Mike Scellick, owner of Ephrata Athletic Club and Sole Performance, now owns the house. Mike grew up in Ephrata and has blessed future generations of citizens with his love and commitment to local history. After buying the house in 2010 he began the process of remodeling and installing pictorial displays that portray the history of the Washington family. The recent compilation of a Washington family history narrative is his latest investment in the history of the house and the family.

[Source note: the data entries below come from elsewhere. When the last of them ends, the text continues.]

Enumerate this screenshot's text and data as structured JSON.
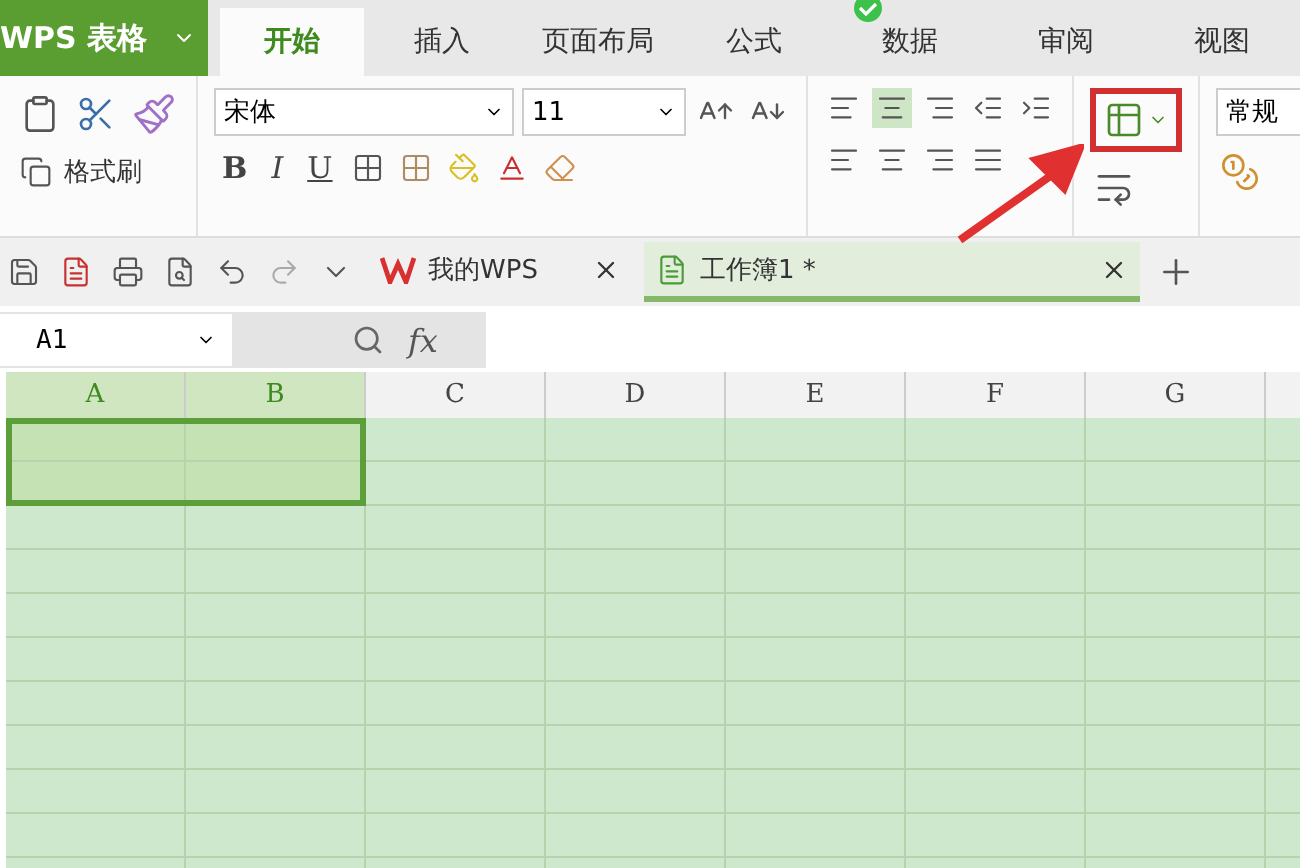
{
  "app_menu": {
    "label": "WPS 表格"
  },
  "tabs": [
    {
      "label": "开始",
      "selected": true
    },
    {
      "label": "插入",
      "selected": false
    },
    {
      "label": "页面布局",
      "selected": false
    },
    {
      "label": "公式",
      "selected": false
    },
    {
      "label": "数据",
      "selected": false
    },
    {
      "label": "审阅",
      "selected": false
    },
    {
      "label": "视图",
      "selected": false
    }
  ],
  "ribbon": {
    "format_painter_label": "格式刷",
    "font_name": "宋体",
    "font_size": "11",
    "style_buttons": [
      "B",
      "I",
      "U"
    ],
    "align_buttons": [
      {
        "selected": false
      },
      {
        "selected": true
      },
      {
        "selected": false
      }
    ],
    "merge_button": {
      "highlighted": true
    },
    "number_format": "常规"
  },
  "doc_tabs": [
    {
      "kind": "home",
      "label": "我的WPS",
      "selected": false
    },
    {
      "kind": "workbook",
      "label": "工作簿1 *",
      "selected": true
    }
  ],
  "formula_bar": {
    "name_box": "A1",
    "fx": "fx"
  },
  "columns": [
    {
      "label": "A",
      "selected": true
    },
    {
      "label": "B",
      "selected": true
    },
    {
      "label": "C",
      "selected": false
    },
    {
      "label": "D",
      "selected": false
    },
    {
      "label": "E",
      "selected": false
    },
    {
      "label": "F",
      "selected": false
    },
    {
      "label": "G",
      "selected": false
    }
  ],
  "rows": [
    {
      "selected": true
    },
    {
      "selected": true
    },
    {
      "selected": false
    },
    {
      "selected": false
    },
    {
      "selected": false
    },
    {
      "selected": false
    },
    {
      "selected": false
    },
    {
      "selected": false
    },
    {
      "selected": false
    },
    {
      "selected": false
    },
    {
      "selected": false
    }
  ]
}
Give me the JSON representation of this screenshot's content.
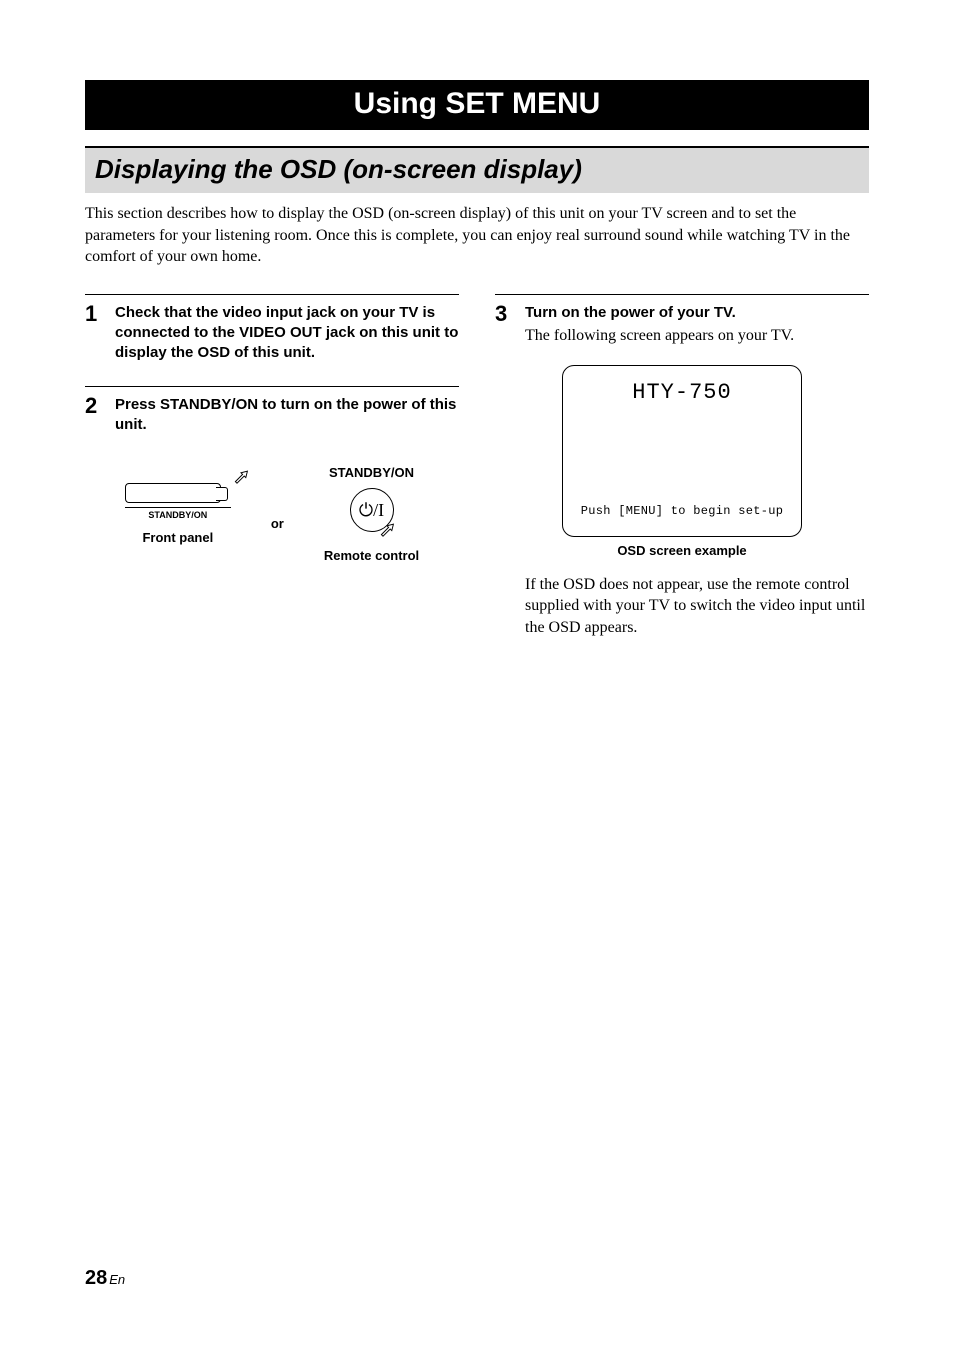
{
  "chapter": {
    "title": "Using SET MENU"
  },
  "section": {
    "title": "Displaying the OSD (on-screen display)"
  },
  "intro": "This section describes how to display the OSD (on-screen display) of this unit on your TV screen and to set the parameters for your listening room. Once this is complete, you can enjoy real surround sound while watching TV in the comfort of your own home.",
  "steps": {
    "s1": {
      "num": "1",
      "text": "Check that the video input jack on your TV is connected to the VIDEO OUT jack on this unit to display the OSD of this unit."
    },
    "s2": {
      "num": "2",
      "text": "Press STANDBY/ON to turn on the power of this unit.",
      "illust": {
        "front_small_label": "STANDBY/ON",
        "front_caption": "Front panel",
        "or": "or",
        "remote_top_label": "STANDBY/ON",
        "remote_caption": "Remote control",
        "power_glyph": "⏻/I"
      }
    },
    "s3": {
      "num": "3",
      "text": "Turn on the power of your TV.",
      "subtext": "The following screen appears on your TV.",
      "osd": {
        "model": "HTY-750",
        "prompt": "Push [MENU] to begin set-up",
        "caption": "OSD screen example"
      },
      "after": "If the OSD does not appear, use the remote control supplied with your TV to switch the video input until the OSD appears."
    }
  },
  "footer": {
    "page": "28",
    "lang": "En"
  }
}
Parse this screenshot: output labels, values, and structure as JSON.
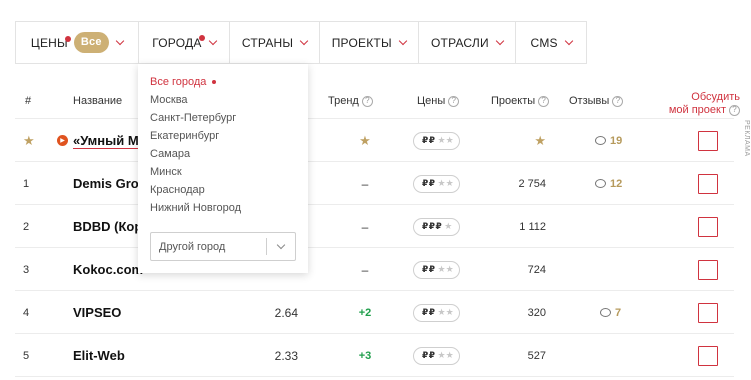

The narrative begins with the Virginia Colony and young George Washington who was hired by Englishman Thomas Fairfax as an assistant to survey 5.2 million acres of Virginia land that Lord Fairfax had inherited. The listener is quickly struck by the fact that in the 17th century, there was no United States and yes, England owned it all. But that’s what oral history does sometimes, catches the listener unprepared for the bare-boned details of the past
George and Martha Washington had no children, but George had four full brothers, a sister and two half brothers. George Washington’s siblings and their families owned property in the Shenandoah Valley and surrounding areas. In a brisk narrative that includes music and sound effects and interviews with Nat Washington Jr., and one of his relatives, the story moves through the Civil War and the circumstances of the Washington Families in the Valley during and after the war.
The Washington’s were aristocratic, well-educated people of substance and stature. They were dedicated farmers and Christians following doctrine of The Church of England. They owned large plantations and looked after hundreds of slaves. The Civil War changed their lives forever.
In the aftermath of the war, several Washington family members moved to the state that bore their name. Settling in Spokane, Jim Washington went to work for Weyerhaeuser. Within a few years, his brother, sister and Civil War Veteran father moved to Spokane.
From there the story unfolds like a pioneer novel. From Spokane to a homestead on land near the site of where Grand Coulee Dam now sits, the family struggles with harsh conditions, draught, death, and progress as the growing desire to build Grand Coulee Dam became more than just a passionate rumor.
It is at here the audience learns about Nat Washington Sr.’s role in making Grand Coulee Dam possible: An unsung hero in an amphitheater of hero’s that had their hand on the wheel. Nat Washington Sr. played a pivotal role in making sure that President Roosevelt knew about the dream to build the dam. His tragic and untimely death in 1926 meant a passionate spokesman and leader would no longer play a role in the mighty cause of building a dam at Grand Coulee.
True to the legacy of family leadership emerges Nat Washington II. He grew up, in part, on the rugged reaches of his grandfather’s homestead on the Columbia River, riding horseback to Ephrata on occasion. Most of the time he spent living in the house at 42 C Street. He went on to serve several terms as Washington State Senator. He was the attorney for Grant County PUD and led important negotiations that led to financing which made possible the construction of Priest Rapids and Wanapum Dams. He also helped orchestrate the agreement between the utility and the Wanapum Band of Indians living at Priest Rapids before construction of the dam.
The greatest revelation is that the Nat Washington House at 42 C Street is now the only public repository in the country containing historic Washington family records. They were brought west by Bushrod Corbin Washington, George’s 4th great-grand nephew when he moved to Spokane.
The historic Nat Washington House in Ephrata is a state treasure. It can be rented for overnight stays, special events or meetings. Copies of Washington family personal papers, diaries, letters and photographs can be viewed by appointment.
For reservations to stay at the historic house or to review the documents, call (509) 754-4300.
Kathleen Kiefer is a prolific writer, photographer, filmmaker and long time Soap Lake resident. Her photographs have appeared in annual reports, calendars, websites, posters, cards, in books, film, advertising. She is the author of numerous articles for the hydro-power industry publications, annual reports, documentary film scripts, regional publications, and local newspapers. Kathleen has completed numerous documentaries, shorts and commercials. Her films have won silver and bronze Telly Awards, gold AVA awards, Telly Peoples Choice, and a Bullitt Foundation Icicle Prize.